Thanks to a few whiskies, I was lured into one of those loud bars with a sizable dance floor. While the room was spinning, loud pop music threatened my eardrums. Oy, I think I am too old for this. Indeed, I was. My bladder agreed with me. I spent most of the night, peeing, which gave me practice in social skills. There was always a bathroom line.
When I wasn’t in line, I tried dancing with friends. Since, I am a wallflower, dancing didn’t come as easy. Then, I spotted a guy. Our eyes locked. He was dressed in a preppy manner, with wavy blond hair and blue eyes. Instantly, he grabbed and kissed me.
I was shocked, but secretly enjoyed it. Does this make me a male cougar? He seems a few years younger, I noted to myself. Instead, I giggled and declared, “why yes, I still have it going on.” He brought out the tiger in me, but it was only a kiss.
Fearing a burst of misery on the late night subway, I took a cab home. Happily, I noted my night out as a life experience.
The next day, I sipped on coffee, listened to an indie band, and enjoyed tacos with my neighbor. I realized that I am still a mellow, Riverside boy.

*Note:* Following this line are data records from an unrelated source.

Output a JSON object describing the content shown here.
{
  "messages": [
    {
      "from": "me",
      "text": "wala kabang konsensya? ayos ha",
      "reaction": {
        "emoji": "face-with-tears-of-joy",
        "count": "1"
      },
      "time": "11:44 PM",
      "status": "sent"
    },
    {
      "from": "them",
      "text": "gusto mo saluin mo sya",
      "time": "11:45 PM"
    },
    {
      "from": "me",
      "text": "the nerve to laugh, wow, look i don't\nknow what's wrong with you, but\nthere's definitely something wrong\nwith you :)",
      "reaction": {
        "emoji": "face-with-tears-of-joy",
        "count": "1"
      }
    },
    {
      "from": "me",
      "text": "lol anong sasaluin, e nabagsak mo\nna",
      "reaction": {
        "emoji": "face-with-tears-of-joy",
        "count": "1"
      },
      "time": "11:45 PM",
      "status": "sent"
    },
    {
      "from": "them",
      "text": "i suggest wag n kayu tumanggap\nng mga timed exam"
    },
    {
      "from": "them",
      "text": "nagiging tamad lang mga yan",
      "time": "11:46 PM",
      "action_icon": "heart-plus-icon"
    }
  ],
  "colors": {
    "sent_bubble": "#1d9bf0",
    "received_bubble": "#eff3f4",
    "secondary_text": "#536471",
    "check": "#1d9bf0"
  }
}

Although, getting kissed by that cute guy will remain a most wonderful memory.